**WHAT TO WORK ON**
Go through the listing below and return each line that includes "Microsoft".

**DATA FOR ANALYSIS**

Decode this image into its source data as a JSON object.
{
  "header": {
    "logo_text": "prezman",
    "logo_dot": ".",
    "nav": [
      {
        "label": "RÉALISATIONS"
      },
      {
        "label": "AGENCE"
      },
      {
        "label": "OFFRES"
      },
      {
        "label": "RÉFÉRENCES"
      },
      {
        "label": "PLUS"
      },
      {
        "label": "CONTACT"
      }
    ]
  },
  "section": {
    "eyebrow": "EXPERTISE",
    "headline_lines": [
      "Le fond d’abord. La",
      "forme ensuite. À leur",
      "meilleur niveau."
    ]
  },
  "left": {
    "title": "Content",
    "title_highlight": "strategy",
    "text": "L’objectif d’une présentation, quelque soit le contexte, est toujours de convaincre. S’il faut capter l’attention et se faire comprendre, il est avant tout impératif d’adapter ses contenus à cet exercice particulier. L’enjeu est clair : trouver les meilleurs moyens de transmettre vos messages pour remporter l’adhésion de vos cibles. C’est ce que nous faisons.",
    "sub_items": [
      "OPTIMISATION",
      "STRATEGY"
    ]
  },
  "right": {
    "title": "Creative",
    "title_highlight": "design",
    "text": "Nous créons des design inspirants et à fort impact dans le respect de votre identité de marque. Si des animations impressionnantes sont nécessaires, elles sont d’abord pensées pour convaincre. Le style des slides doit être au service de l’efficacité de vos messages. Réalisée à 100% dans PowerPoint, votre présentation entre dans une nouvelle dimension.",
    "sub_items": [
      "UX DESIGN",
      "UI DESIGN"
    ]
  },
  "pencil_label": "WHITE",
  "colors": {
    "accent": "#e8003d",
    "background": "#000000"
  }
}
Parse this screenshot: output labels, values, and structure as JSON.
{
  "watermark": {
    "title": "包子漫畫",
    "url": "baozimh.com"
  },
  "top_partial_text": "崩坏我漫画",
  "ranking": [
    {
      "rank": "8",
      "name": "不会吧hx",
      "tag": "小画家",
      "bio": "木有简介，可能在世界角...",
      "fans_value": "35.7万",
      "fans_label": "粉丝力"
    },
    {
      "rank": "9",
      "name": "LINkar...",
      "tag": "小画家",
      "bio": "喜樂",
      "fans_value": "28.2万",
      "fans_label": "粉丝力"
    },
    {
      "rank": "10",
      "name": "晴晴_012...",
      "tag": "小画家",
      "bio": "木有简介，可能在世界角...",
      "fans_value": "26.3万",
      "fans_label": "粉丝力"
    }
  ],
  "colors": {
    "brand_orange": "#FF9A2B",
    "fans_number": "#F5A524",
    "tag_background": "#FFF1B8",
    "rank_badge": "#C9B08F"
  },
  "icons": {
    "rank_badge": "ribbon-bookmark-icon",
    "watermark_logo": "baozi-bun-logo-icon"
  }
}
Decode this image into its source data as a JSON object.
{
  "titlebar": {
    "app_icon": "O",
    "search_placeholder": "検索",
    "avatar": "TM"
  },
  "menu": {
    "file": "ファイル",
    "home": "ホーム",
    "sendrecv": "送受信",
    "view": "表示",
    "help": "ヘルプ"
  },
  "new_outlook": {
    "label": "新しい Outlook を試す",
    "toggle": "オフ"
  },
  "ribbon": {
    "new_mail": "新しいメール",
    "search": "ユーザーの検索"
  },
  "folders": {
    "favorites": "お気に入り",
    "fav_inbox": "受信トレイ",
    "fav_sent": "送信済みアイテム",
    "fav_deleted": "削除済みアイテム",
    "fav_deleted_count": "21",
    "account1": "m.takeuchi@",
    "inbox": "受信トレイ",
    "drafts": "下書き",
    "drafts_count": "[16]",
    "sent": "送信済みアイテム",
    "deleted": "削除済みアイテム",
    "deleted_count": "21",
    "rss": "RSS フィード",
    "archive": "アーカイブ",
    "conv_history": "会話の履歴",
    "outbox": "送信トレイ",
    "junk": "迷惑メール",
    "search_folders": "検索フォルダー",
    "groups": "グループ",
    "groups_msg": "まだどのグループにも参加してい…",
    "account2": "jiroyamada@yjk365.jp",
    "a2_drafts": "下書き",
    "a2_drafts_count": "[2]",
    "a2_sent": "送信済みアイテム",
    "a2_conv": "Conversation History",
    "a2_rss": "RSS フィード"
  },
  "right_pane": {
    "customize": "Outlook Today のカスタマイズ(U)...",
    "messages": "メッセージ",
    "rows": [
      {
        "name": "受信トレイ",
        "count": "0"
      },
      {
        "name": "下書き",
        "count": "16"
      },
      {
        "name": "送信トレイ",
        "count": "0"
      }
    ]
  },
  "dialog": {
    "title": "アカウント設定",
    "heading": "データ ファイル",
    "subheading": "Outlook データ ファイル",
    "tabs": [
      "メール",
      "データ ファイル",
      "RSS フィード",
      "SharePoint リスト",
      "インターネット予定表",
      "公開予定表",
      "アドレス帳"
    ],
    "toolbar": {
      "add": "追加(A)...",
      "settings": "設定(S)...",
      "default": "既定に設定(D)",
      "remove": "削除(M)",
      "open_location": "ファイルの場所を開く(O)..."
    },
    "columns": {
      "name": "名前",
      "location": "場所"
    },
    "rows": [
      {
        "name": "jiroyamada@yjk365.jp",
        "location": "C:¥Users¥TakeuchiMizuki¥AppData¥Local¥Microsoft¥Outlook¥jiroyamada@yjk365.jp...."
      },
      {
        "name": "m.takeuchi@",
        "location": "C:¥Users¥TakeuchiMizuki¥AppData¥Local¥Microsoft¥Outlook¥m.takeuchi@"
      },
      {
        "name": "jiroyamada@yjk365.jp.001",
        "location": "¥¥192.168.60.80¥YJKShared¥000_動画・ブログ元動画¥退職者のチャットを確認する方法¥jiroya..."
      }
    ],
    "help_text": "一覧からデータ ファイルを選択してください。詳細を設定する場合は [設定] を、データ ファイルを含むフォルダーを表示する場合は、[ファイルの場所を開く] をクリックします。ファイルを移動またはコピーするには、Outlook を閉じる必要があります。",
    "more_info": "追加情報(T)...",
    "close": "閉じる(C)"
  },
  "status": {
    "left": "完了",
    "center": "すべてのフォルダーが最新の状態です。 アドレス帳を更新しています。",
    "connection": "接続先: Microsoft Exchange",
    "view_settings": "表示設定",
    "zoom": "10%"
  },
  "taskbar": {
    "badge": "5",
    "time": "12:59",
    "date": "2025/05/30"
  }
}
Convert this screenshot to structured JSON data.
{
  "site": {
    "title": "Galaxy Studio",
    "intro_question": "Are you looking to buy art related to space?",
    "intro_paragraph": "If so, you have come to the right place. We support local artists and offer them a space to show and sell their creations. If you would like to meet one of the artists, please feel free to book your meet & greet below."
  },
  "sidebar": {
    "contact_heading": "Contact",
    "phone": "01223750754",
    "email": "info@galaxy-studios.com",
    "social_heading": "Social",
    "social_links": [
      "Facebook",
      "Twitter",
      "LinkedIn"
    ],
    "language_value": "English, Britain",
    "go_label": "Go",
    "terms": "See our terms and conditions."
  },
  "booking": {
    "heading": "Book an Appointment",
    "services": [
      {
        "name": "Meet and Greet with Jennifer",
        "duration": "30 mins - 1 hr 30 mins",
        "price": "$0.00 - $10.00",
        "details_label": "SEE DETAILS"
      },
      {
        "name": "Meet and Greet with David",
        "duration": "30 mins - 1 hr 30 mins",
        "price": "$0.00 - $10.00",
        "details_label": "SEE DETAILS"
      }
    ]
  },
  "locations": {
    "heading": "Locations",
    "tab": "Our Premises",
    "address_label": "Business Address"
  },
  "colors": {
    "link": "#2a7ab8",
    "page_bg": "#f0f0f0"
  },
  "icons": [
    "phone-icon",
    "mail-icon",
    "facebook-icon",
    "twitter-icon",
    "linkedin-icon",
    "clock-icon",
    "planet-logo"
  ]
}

**RESPONSE TO THIS TASK**
        "location": "C:¥Users¥TakeuchiMizuki¥AppData¥Local¥Microsoft¥Outlook¥jiroyamada@yjk365.jp...."
        "location": "C:¥Users¥TakeuchiMizuki¥AppData¥Local¥Microsoft¥Outlook¥m.takeuchi@"
    "connection": "接続先: Microsoft Exchange",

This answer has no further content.